Beijing opened the economy to its own version of private enterprise, meaning that non-state actors were allowed to operate wherever they did not infringe on the general, party-dominated economic framework. With the Western world keen on economic interaction, China sought to make its economy more competitive in world markets.
In the global economic picture that has developed over the past three decades, China competes in Western markets through existing frameworks – for example, in capital markets and by acquiring Western companies to gain access to technology and intellectual property – while maintaining its own unique economic model. Despite talk of free markets, the Chinese economy remains one fully controlled by the Party.
Facts & figures
Countries sharing greater trade with the United States or China

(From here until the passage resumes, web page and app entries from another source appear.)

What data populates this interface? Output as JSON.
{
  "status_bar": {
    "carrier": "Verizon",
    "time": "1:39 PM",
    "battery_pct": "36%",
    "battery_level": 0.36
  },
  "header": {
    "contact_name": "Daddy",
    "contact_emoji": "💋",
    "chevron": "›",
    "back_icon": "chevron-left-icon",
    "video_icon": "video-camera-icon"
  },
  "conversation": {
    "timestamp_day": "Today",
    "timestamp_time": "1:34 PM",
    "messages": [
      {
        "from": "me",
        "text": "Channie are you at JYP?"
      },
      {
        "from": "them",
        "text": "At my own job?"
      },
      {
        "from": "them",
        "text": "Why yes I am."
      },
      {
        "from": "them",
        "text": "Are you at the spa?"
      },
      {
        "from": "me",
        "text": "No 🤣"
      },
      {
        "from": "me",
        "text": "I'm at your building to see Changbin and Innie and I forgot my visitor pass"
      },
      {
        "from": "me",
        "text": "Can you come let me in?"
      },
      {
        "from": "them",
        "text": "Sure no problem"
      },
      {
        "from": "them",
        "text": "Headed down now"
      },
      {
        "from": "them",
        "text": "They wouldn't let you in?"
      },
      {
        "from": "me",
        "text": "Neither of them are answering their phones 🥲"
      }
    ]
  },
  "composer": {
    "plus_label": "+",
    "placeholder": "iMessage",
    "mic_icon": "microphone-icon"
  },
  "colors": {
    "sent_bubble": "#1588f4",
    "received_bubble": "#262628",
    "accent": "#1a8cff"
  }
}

For some time, the West overlooked the challenge presented by this dynamic, presuming that it could deal with China like an ordinary market economy. Now that Western governments have woken up – particularly the U.S., with Europe following haphazardly – they face another challenge. Washington has decided that this is the moment to address the risks posed by Beijing, with politicians from both sides of the aisle declaring China as the country’s main adversary. Besides the highly dangerous possibility of an open war, there are rising prospects of long-term economic conflict.
The historic rivalry between the U.S. and China is, for now, being fought on economic terrain. Washington has moved from the so-called “pivot to Asia” under the Obama administration to a policy of containing China’s rise. The main goals are the reindustrialization of America and preventing advanced technologies from reaching Chinese companies, particularly in the field of information technology.
This is unfortunate for countries (such as Switzerland) that depend on open markets and on trade policies based on economic, rather than geopolitical, criteria. There is considerable collateral damage when ostensibly free-market nations like the U.S. turn to economic populism, alongside more mercantilist states like China and India.
The most beneficial scenario for the global economy would be a settlement of the superpower struggle – a recognition that the new world order is based on a U.S.-China duopoly, and that both powers share a duty to provide stability. When former American Secretary of State Henry Kissinger recently met with President Xi Jinping in Beijing, there were no doubt reminiscences of the era when China began rising. Then, the U.S. was able to see mutual benefits, supporting China’s industrialization to the boon of American corporations and consumers.
At some point, it may dawn on policymakers in both Washington and Beijing that trade restrictions and regulations are helping nobody. Such a development could help reduce the influence of geopolitics in global trade, and the three multilateral Asian structures could help promote a Deng-style revival of pragmatism in China.
Opportunity for Japan
A second scenario would see those countries belonging to all three geopolitical forums promote a constructive approach involving all parties. The most important of these is Japan. Tokyo has long been reluctant to develop a high profile in geopolitics. This is changing, with the Japanese aware that, amid threats coming from China and Russia, they are the most vulnerable player in the Far East.
A third scenario would be a hardening of trade conflicts – not only in terms of import restrictions but also of export bans aimed at constraining supply chains and exploiting economic vulnerabilities. In this situation, the RCEP and IPEF would grow in importance, becoming new fronts in the superpower rivalry. Some countries that now belong to both would have to make a choice. This would have repercussions beyond the Indo-Pacific region, particularly for the European Union.
The original report was published here: https://www.gisreportsonline.com/r/geopolitics-trade-asia/